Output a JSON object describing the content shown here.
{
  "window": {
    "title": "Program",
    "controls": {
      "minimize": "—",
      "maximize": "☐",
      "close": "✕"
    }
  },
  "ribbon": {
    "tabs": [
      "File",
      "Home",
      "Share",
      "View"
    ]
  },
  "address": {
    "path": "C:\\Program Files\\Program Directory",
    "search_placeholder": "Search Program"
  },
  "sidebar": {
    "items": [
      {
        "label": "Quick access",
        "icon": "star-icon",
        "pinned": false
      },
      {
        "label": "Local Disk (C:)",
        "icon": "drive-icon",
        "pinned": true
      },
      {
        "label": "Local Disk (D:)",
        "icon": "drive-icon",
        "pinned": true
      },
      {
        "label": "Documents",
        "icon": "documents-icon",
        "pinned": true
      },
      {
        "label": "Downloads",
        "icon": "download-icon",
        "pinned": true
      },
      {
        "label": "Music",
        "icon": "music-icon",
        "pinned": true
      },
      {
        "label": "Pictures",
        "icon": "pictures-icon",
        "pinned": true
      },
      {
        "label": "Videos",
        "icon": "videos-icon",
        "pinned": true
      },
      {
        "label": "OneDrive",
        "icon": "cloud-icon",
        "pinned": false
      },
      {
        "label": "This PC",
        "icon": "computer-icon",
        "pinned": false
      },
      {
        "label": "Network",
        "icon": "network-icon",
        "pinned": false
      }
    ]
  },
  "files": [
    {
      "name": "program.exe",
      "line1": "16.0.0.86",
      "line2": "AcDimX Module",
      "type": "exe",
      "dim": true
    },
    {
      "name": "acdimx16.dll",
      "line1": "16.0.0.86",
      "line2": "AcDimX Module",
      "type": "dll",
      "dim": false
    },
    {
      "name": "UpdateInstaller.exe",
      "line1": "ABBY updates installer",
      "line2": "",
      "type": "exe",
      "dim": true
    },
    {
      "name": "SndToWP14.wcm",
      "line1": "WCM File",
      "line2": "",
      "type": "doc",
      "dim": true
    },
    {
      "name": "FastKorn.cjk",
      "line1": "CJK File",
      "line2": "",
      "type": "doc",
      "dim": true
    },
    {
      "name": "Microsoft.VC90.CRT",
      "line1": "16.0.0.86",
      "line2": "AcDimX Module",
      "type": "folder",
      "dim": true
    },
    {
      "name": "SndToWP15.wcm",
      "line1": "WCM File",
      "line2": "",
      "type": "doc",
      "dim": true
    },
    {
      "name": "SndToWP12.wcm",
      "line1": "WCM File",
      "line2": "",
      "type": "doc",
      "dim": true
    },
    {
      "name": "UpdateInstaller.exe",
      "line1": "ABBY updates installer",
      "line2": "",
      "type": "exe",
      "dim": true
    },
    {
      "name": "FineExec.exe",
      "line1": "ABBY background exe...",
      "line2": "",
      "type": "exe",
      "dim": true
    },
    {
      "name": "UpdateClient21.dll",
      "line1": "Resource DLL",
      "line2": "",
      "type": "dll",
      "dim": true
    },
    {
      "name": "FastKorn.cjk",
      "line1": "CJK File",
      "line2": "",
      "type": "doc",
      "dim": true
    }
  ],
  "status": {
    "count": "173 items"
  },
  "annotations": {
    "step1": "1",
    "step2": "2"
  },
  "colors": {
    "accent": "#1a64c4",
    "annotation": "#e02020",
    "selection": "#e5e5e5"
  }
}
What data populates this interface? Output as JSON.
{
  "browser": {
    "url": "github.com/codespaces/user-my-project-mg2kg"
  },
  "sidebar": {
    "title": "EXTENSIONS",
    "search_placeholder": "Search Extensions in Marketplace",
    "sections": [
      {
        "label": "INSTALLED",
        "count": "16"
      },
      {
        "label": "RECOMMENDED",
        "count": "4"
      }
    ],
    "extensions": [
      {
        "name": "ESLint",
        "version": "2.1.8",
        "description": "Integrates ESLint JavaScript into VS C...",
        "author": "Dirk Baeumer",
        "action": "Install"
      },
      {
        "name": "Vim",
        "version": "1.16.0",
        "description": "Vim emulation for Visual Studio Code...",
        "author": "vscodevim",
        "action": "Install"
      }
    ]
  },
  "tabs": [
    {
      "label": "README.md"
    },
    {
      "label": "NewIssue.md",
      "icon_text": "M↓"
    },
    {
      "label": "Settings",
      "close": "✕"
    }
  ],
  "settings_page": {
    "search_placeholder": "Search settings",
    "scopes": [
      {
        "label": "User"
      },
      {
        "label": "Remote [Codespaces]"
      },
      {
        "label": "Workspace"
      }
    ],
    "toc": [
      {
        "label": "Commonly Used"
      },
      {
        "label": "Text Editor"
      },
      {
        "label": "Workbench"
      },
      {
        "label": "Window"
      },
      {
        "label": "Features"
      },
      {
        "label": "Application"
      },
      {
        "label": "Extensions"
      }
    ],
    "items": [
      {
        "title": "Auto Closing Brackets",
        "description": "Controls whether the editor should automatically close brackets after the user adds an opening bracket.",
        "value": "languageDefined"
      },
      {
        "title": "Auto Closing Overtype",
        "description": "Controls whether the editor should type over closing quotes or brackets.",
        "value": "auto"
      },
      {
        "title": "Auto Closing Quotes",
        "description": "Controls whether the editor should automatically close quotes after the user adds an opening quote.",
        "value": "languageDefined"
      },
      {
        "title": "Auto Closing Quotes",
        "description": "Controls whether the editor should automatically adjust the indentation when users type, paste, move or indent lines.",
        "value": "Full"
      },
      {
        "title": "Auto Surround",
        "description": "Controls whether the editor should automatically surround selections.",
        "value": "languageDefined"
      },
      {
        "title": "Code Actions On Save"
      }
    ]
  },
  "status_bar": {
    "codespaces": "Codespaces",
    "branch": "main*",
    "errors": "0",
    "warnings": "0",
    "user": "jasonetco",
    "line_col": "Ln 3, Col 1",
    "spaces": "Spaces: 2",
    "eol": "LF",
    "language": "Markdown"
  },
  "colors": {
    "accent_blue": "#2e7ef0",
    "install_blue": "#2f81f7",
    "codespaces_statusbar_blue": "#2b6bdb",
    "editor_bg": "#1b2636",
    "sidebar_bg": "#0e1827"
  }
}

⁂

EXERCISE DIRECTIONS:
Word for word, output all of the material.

SOLUTION:
Output a JSON object describing the content shown here.
{
  "window": {
    "title": "Program",
    "controls": {
      "minimize": "—",
      "maximize": "☐",
      "close": "✕"
    }
  },
  "ribbon": {
    "tabs": [
      "File",
      "Home",
      "Share",
      "View"
    ]
  },
  "address": {
    "path": "C:\\Program Files\\Program Directory",
    "search_placeholder": "Search Program"
  },
  "sidebar": {
    "items": [
      {
        "label": "Quick access",
        "icon": "star-icon",
        "pinned": false
      },
      {
        "label": "Local Disk (C:)",
        "icon": "drive-icon",
        "pinned": true
      },
      {
        "label": "Local Disk (D:)",
        "icon": "drive-icon",
        "pinned": true
      },
      {
        "label": "Documents",
        "icon": "documents-icon",
        "pinned": true
      },
      {
        "label": "Downloads",
        "icon": "download-icon",
        "pinned": true
      },
      {
        "label": "Music",
        "icon": "music-icon",
        "pinned": true
      },
      {
        "label": "Pictures",
        "icon": "pictures-icon",
        "pinned": true
      },
      {
        "label": "Videos",
        "icon": "videos-icon",
        "pinned": true
      },
      {
        "label": "OneDrive",
        "icon": "cloud-icon",
        "pinned": false
      },
      {
        "label": "This PC",
        "icon": "computer-icon",
        "pinned": false
      },
      {
        "label": "Network",
        "icon": "network-icon",
        "pinned": false
      }
    ]
  },
  "files": [
    {
      "name": "program.exe",
      "line1": "16.0.0.86",
      "line2": "AcDimX Module",
      "type": "exe",
      "dim": true
    },
    {
      "name": "acdimx16.dll",
      "line1": "16.0.0.86",
      "line2": "AcDimX Module",
      "type": "dll",
      "dim": false
    },
    {
      "name": "UpdateInstaller.exe",
      "line1": "ABBY updates installer",
      "line2": "",
      "type": "exe",
      "dim": true
    },
    {
      "name": "SndToWP14.wcm",
      "line1": "WCM File",
      "line2": "",
      "type": "doc",
      "dim": true
    },
    {
      "name": "FastKorn.cjk",
      "line1": "CJK File",
      "line2": "",
      "type": "doc",
      "dim": true
    },
    {
      "name": "Microsoft.VC90.CRT",
      "line1": "16.0.0.86",
      "line2": "AcDimX Module",
      "type": "folder",
      "dim": true
    },
    {
      "name": "SndToWP15.wcm",
      "line1": "WCM File",
      "line2": "",
      "type": "doc",
      "dim": true
    },
    {
      "name": "SndToWP12.wcm",
      "line1": "WCM File",
      "line2": "",
      "type": "doc",
      "dim": true
    },
    {
      "name": "UpdateInstaller.exe",
      "line1": "ABBY updates installer",
      "line2": "",
      "type": "exe",
      "dim": true
    },
    {
      "name": "FineExec.exe",
      "line1": "ABBY background exe...",
      "line2": "",
      "type": "exe",
      "dim": true
    },
    {
      "name": "UpdateClient21.dll",
      "line1": "Resource DLL",
      "line2": "",
      "type": "dll",
      "dim": true
    },
    {
      "name": "FastKorn.cjk",
      "line1": "CJK File",
      "line2": "",
      "type": "doc",
      "dim": true
    }
  ],
  "status": {
    "count": "173 items"
  },
  "annotations": {
    "step1": "1",
    "step2": "2"
  },
  "colors": {
    "accent": "#1a64c4",
    "annotation": "#e02020",
    "selection": "#e5e5e5"
  }
}
What data populates this interface? Output as JSON.
{
  "browser": {
    "url": "github.com/codespaces/user-my-project-mg2kg"
  },
  "sidebar": {
    "title": "EXTENSIONS",
    "search_placeholder": "Search Extensions in Marketplace",
    "sections": [
      {
        "label": "INSTALLED",
        "count": "16"
      },
      {
        "label": "RECOMMENDED",
        "count": "4"
      }
    ],
    "extensions": [
      {
        "name": "ESLint",
        "version": "2.1.8",
        "description": "Integrates ESLint JavaScript into VS C...",
        "author": "Dirk Baeumer",
        "action": "Install"
      },
      {
        "name": "Vim",
        "version": "1.16.0",
        "description": "Vim emulation for Visual Studio Code...",
        "author": "vscodevim",
        "action": "Install"
      }
    ]
  },
  "tabs": [
    {
      "label": "README.md"
    },
    {
      "label": "NewIssue.md",
      "icon_text": "M↓"
    },
    {
      "label": "Settings",
      "close": "✕"
    }
  ],
  "settings_page": {
    "search_placeholder": "Search settings",
    "scopes": [
      {
        "label": "User"
      },
      {
        "label": "Remote [Codespaces]"
      },
      {
        "label": "Workspace"
      }
    ],
    "toc": [
      {
        "label": "Commonly Used"
      },
      {
        "label": "Text Editor"
      },
      {
        "label": "Workbench"
      },
      {
        "label": "Window"
      },
      {
        "label": "Features"
      },
      {
        "label": "Application"
      },
      {
        "label": "Extensions"
      }
    ],
    "items": [
      {
        "title": "Auto Closing Brackets",
        "description": "Controls whether the editor should automatically close brackets after the user adds an opening bracket.",
        "value": "languageDefined"
      },
      {
        "title": "Auto Closing Overtype",
        "description": "Controls whether the editor should type over closing quotes or brackets.",
        "value": "auto"
      },
      {
        "title": "Auto Closing Quotes",
        "description": "Controls whether the editor should automatically close quotes after the user adds an opening quote.",
        "value": "languageDefined"
      },
      {
        "title": "Auto Closing Quotes",
        "description": "Controls whether the editor should automatically adjust the indentation when users type, paste, move or indent lines.",
        "value": "Full"
      },
      {
        "title": "Auto Surround",
        "description": "Controls whether the editor should automatically surround selections.",
        "value": "languageDefined"
      },
      {
        "title": "Code Actions On Save"
      }
    ]
  },
  "status_bar": {
    "codespaces": "Codespaces",
    "branch": "main*",
    "errors": "0",
    "warnings": "0",
    "user": "jasonetco",
    "line_col": "Ln 3, Col 1",
    "spaces": "Spaces: 2",
    "eol": "LF",
    "language": "Markdown"
  },
  "colors": {
    "accent_blue": "#2e7ef0",
    "install_blue": "#2f81f7",
    "codespaces_statusbar_blue": "#2b6bdb",
    "editor_bg": "#1b2636",
    "sidebar_bg": "#0e1827"
  }
}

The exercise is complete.